▶ [Problem details] Please print each of the entries below exactly.

==========

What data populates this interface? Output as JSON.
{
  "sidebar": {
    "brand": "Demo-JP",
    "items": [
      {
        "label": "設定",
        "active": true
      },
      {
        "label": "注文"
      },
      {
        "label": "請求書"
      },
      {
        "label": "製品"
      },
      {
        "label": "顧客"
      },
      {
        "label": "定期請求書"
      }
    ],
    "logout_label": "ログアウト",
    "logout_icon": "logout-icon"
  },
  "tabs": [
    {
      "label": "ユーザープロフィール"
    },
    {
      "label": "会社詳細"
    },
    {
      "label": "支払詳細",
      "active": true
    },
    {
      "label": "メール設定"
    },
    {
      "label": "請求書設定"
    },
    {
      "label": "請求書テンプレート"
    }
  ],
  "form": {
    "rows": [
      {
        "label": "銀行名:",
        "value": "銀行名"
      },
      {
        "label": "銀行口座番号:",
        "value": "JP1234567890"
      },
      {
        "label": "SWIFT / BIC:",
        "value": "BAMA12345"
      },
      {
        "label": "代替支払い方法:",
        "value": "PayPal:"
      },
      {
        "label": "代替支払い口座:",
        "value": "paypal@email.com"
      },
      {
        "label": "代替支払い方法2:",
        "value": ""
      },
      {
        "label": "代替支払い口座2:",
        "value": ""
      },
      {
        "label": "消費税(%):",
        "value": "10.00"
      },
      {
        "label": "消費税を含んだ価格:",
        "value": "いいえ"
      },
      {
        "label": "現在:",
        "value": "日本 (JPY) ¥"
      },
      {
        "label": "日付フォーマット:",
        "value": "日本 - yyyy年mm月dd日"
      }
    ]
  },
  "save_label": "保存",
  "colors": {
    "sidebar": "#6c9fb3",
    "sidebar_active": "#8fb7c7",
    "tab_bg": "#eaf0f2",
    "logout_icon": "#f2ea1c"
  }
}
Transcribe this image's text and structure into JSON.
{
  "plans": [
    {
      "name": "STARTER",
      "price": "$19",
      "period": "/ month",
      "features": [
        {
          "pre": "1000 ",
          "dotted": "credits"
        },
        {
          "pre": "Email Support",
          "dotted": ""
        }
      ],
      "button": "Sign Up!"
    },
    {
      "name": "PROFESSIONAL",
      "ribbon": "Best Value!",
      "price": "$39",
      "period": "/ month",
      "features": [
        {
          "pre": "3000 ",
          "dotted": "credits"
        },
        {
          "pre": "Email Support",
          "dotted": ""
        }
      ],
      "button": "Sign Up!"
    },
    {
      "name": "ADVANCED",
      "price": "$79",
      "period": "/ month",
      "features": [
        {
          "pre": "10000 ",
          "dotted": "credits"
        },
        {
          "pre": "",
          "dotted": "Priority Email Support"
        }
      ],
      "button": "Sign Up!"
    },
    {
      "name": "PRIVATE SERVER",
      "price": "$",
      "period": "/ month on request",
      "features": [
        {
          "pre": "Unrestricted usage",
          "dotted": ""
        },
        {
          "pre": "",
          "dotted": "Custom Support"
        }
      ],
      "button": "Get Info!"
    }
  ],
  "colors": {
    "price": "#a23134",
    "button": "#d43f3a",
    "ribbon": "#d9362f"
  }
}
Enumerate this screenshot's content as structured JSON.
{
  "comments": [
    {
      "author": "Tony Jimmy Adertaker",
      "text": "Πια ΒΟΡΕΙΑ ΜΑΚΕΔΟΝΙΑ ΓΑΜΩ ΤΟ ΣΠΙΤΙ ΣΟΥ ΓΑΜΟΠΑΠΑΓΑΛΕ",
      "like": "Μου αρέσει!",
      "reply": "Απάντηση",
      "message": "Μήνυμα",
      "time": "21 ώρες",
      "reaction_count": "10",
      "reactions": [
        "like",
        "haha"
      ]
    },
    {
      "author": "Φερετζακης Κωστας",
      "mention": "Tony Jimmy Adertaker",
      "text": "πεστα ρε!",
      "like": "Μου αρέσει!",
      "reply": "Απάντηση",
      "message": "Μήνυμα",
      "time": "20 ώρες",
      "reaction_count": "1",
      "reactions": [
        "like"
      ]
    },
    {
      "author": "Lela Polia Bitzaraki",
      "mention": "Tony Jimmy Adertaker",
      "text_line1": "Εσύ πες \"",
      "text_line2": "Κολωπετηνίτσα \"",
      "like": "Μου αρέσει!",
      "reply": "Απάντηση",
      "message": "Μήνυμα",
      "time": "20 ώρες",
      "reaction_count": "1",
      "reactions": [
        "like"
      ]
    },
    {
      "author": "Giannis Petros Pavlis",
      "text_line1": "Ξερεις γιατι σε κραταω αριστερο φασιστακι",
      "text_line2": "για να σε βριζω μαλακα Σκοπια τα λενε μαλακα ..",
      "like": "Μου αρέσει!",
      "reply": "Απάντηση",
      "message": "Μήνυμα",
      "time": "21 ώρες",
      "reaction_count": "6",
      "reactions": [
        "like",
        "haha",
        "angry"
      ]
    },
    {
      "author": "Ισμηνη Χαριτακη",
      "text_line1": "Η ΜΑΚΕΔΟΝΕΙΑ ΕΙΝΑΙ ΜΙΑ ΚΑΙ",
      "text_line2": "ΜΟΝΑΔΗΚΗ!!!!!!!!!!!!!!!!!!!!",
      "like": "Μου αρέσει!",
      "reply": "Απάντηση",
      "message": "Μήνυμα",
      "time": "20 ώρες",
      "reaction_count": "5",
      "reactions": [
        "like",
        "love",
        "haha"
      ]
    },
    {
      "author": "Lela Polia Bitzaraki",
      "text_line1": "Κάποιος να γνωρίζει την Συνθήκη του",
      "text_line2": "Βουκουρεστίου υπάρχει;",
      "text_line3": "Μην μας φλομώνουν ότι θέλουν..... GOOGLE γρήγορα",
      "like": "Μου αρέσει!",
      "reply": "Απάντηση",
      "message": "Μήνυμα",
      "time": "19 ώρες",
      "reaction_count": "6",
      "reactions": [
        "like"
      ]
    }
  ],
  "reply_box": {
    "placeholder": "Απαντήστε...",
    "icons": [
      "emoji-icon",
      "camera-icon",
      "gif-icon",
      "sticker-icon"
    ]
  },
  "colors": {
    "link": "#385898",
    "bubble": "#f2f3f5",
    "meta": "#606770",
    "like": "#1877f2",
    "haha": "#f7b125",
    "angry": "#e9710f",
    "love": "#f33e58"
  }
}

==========

▶ [Answer space]
What data populates this interface? Output as JSON.
{
  "sidebar": {
    "brand": "Demo-JP",
    "items": [
      {
        "label": "設定",
        "active": true
      },
      {
        "label": "注文"
      },
      {
        "label": "請求書"
      },
      {
        "label": "製品"
      },
      {
        "label": "顧客"
      },
      {
        "label": "定期請求書"
      }
    ],
    "logout_label": "ログアウト",
    "logout_icon": "logout-icon"
  },
  "tabs": [
    {
      "label": "ユーザープロフィール"
    },
    {
      "label": "会社詳細"
    },
    {
      "label": "支払詳細",
      "active": true
    },
    {
      "label": "メール設定"
    },
    {
      "label": "請求書設定"
    },
    {
      "label": "請求書テンプレート"
    }
  ],
  "form": {
    "rows": [
      {
        "label": "銀行名:",
        "value": "銀行名"
      },
      {
        "label": "銀行口座番号:",
        "value": "JP1234567890"
      },
      {
        "label": "SWIFT / BIC:",
        "value": "BAMA12345"
      },
      {
        "label": "代替支払い方法:",
        "value": "PayPal:"
      },
      {
        "label": "代替支払い口座:",
        "value": "paypal@email.com"
      },
      {
        "label": "代替支払い方法2:",
        "value": ""
      },
      {
        "label": "代替支払い口座2:",
        "value": ""
      },
      {
        "label": "消費税(%):",
        "value": "10.00"
      },
      {
        "label": "消費税を含んだ価格:",
        "value": "いいえ"
      },
      {
        "label": "現在:",
        "value": "日本 (JPY) ¥"
      },
      {
        "label": "日付フォーマット:",
        "value": "日本 - yyyy年mm月dd日"
      }
    ]
  },
  "save_label": "保存",
  "colors": {
    "sidebar": "#6c9fb3",
    "sidebar_active": "#8fb7c7",
    "tab_bg": "#eaf0f2",
    "logout_icon": "#f2ea1c"
  }
}
Transcribe this image's text and structure into JSON.
{
  "plans": [
    {
      "name": "STARTER",
      "price": "$19",
      "period": "/ month",
      "features": [
        {
          "pre": "1000 ",
          "dotted": "credits"
        },
        {
          "pre": "Email Support",
          "dotted": ""
        }
      ],
      "button": "Sign Up!"
    },
    {
      "name": "PROFESSIONAL",
      "ribbon": "Best Value!",
      "price": "$39",
      "period": "/ month",
      "features": [
        {
          "pre": "3000 ",
          "dotted": "credits"
        },
        {
          "pre": "Email Support",
          "dotted": ""
        }
      ],
      "button": "Sign Up!"
    },
    {
      "name": "ADVANCED",
      "price": "$79",
      "period": "/ month",
      "features": [
        {
          "pre": "10000 ",
          "dotted": "credits"
        },
        {
          "pre": "",
          "dotted": "Priority Email Support"
        }
      ],
      "button": "Sign Up!"
    },
    {
      "name": "PRIVATE SERVER",
      "price": "$",
      "period": "/ month on request",
      "features": [
        {
          "pre": "Unrestricted usage",
          "dotted": ""
        },
        {
          "pre": "",
          "dotted": "Custom Support"
        }
      ],
      "button": "Get Info!"
    }
  ],
  "colors": {
    "price": "#a23134",
    "button": "#d43f3a",
    "ribbon": "#d9362f"
  }
}
Enumerate this screenshot's content as structured JSON.
{
  "comments": [
    {
      "author": "Tony Jimmy Adertaker",
      "text": "Πια ΒΟΡΕΙΑ ΜΑΚΕΔΟΝΙΑ ΓΑΜΩ ΤΟ ΣΠΙΤΙ ΣΟΥ ΓΑΜΟΠΑΠΑΓΑΛΕ",
      "like": "Μου αρέσει!",
      "reply": "Απάντηση",
      "message": "Μήνυμα",
      "time": "21 ώρες",
      "reaction_count": "10",
      "reactions": [
        "like",
        "haha"
      ]
    },
    {
      "author": "Φερετζακης Κωστας",
      "mention": "Tony Jimmy Adertaker",
      "text": "πεστα ρε!",
      "like": "Μου αρέσει!",
      "reply": "Απάντηση",
      "message": "Μήνυμα",
      "time": "20 ώρες",
      "reaction_count": "1",
      "reactions": [
        "like"
      ]
    },
    {
      "author": "Lela Polia Bitzaraki",
      "mention": "Tony Jimmy Adertaker",
      "text_line1": "Εσύ πες \"",
      "text_line2": "Κολωπετηνίτσα \"",
      "like": "Μου αρέσει!",
      "reply": "Απάντηση",
      "message": "Μήνυμα",
      "time": "20 ώρες",
      "reaction_count": "1",
      "reactions": [
        "like"
      ]
    },
    {
      "author": "Giannis Petros Pavlis",
      "text_line1": "Ξερεις γιατι σε κραταω αριστερο φασιστακι",
      "text_line2": "για να σε βριζω μαλακα Σκοπια τα λενε μαλακα ..",
      "like": "Μου αρέσει!",
      "reply": "Απάντηση",
      "message": "Μήνυμα",
      "time": "21 ώρες",
      "reaction_count": "6",
      "reactions": [
        "like",
        "haha",
        "angry"
      ]
    },
    {
      "author": "Ισμηνη Χαριτακη",
      "text_line1": "Η ΜΑΚΕΔΟΝΕΙΑ ΕΙΝΑΙ ΜΙΑ ΚΑΙ",
      "text_line2": "ΜΟΝΑΔΗΚΗ!!!!!!!!!!!!!!!!!!!!",
      "like": "Μου αρέσει!",
      "reply": "Απάντηση",
      "message": "Μήνυμα",
      "time": "20 ώρες",
      "reaction_count": "5",
      "reactions": [
        "like",
        "love",
        "haha"
      ]
    },
    {
      "author": "Lela Polia Bitzaraki",
      "text_line1": "Κάποιος να γνωρίζει την Συνθήκη του",
      "text_line2": "Βουκουρεστίου υπάρχει;",
      "text_line3": "Μην μας φλομώνουν ότι θέλουν..... GOOGLE γρήγορα",
      "like": "Μου αρέσει!",
      "reply": "Απάντηση",
      "message": "Μήνυμα",
      "time": "19 ώρες",
      "reaction_count": "6",
      "reactions": [
        "like"
      ]
    }
  ],
  "reply_box": {
    "placeholder": "Απαντήστε...",
    "icons": [
      "emoji-icon",
      "camera-icon",
      "gif-icon",
      "sticker-icon"
    ]
  },
  "colors": {
    "link": "#385898",
    "bubble": "#f2f3f5",
    "meta": "#606770",
    "like": "#1877f2",
    "haha": "#f7b125",
    "angry": "#e9710f",
    "love": "#f33e58"
  }
}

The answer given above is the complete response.